08 Oct A RELATIVLEY QUIET DAY
Equity markets struggled as all weighed the outlook for a trade deal. Treasuries slipped and oil rallied.
Some have commented that White House statements indicating it has no plans to delist Chinese companies helped offset the negative sentiment from Chinese remarks that it has narrowed the range of topics to be discussed. I am certain the interpretation of the upcoming meeting can be met by considerable volatility.
Third quarter earnings season is quickly approaching. According to JP Morgan, operating earnings are expected to contract by 1.4%. However this is third consecutive quarter profits were/are expected to decline. The Bank stated first and second quarter profits increased by 4.0% and 3.9%, respectively.
JP Morgan states energy is forecasted to post the greatest gains.
Many times I have commented about the illiquidity of the market, the result of regulatory fiat, the domination of technology based trading and the end customer is the only liquidity vehicle. Fear is more powerful than greed.

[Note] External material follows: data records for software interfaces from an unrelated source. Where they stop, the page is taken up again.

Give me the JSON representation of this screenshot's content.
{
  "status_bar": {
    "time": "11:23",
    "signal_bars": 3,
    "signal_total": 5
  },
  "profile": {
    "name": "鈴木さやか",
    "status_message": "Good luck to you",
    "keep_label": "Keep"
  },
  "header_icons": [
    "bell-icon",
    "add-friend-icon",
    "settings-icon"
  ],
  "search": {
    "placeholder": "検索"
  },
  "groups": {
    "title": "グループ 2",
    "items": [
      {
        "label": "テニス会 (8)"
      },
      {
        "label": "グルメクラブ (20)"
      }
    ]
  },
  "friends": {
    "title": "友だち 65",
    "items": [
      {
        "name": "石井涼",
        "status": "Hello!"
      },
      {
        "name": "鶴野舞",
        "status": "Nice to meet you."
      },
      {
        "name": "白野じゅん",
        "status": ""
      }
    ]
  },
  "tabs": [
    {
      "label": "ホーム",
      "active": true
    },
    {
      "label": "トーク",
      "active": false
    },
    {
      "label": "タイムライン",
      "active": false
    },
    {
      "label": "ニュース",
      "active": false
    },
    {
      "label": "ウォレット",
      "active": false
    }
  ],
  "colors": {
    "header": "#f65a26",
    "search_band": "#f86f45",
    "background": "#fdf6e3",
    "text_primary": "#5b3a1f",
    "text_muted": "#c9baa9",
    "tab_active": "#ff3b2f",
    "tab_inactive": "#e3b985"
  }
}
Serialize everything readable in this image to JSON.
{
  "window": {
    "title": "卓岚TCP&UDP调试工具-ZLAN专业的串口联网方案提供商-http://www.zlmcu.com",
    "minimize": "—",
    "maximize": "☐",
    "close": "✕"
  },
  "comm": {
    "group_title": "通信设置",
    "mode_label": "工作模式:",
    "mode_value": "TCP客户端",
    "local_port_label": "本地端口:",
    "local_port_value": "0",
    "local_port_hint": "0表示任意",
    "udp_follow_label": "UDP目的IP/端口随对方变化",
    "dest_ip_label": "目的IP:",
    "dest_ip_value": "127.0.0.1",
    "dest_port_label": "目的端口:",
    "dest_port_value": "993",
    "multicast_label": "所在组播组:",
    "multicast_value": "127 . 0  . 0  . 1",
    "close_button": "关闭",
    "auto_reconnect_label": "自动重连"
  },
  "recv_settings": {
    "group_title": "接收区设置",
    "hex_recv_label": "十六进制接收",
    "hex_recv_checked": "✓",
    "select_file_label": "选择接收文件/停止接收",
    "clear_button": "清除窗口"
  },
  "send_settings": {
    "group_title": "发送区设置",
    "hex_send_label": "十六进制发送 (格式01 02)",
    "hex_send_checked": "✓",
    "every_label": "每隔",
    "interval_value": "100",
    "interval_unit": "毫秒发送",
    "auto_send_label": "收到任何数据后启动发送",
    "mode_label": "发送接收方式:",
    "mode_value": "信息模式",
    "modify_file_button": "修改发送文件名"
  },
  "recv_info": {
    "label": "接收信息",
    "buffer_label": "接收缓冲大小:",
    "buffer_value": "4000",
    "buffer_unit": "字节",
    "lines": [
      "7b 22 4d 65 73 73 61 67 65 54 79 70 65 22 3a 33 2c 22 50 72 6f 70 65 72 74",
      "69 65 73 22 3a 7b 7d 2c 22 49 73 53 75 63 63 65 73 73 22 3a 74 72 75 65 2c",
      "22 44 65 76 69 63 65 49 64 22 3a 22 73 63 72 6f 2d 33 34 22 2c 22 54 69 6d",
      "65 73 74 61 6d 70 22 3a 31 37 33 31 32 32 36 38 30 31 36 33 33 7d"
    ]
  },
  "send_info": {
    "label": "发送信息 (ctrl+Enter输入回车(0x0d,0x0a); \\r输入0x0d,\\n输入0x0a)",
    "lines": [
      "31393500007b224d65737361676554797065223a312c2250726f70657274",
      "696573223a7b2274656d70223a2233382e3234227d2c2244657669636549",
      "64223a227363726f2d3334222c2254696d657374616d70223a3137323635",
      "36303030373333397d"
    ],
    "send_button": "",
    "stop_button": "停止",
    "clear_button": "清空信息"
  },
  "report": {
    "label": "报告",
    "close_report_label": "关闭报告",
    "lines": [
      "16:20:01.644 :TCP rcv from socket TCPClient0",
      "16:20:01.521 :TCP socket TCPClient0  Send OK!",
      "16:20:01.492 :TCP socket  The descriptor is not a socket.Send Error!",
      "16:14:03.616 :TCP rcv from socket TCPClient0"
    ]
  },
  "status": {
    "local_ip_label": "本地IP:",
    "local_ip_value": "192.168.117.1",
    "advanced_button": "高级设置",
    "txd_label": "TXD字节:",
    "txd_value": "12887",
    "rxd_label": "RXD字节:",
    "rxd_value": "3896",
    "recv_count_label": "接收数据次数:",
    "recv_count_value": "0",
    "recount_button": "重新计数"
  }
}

The SEC is now requiring ETF issuers to provide information about “Authorized Participants” or APs. APs act as gatekeepers for every dollar that enters or exits an ETF. Banks are about 60% of APs.
There are several issues hand. The smaller equity ETFs only has two or three APs versus 20 for the largest ETFs. Secondly ETFs that specializes in fixed income products have just three. Third APs are not paid for the service provided but instead turn a profit from secondary market trades that require an end user. What happens if the end user is nonexistent?
Many times I have commented about the lack of liquidity in the repo market forcing the Federal Reserve to act as the “banker’s banker,” the lender of last resort. It is generally accepted regulatory fiat created today’s liquidity crisis, fiat that forced money center banks to cease trading in this vital sector.
Three weeks ago few had heard of the repo market given that it was last utilized in September 2008. In years past the end user of repo was the customer, a customer who now is now no longer in existence. By default the Federal Reserve became the end user.
I ask what happens if the same occurs with ETFs as the end user disappears in times of crisis? It can get ugly really quick if this does occur.
Returning back to the here and now, trading today may again be dictated by five word trade centered headlines.
Last night the foreign markets were mixed. London was down 0.27%, Paris down 1.09% and Frankfurt down 1.18%. China was up 0.29%, Japan up 0.99% and Hang Sang up 0.28%.
The Dow should open moderately lower as the Administration is moving ahead with discussions around possible restrictions on capital flows into China with a particular focus on investments made by US government pension funds. The 10-year is up 11/32 to yield 1.53%.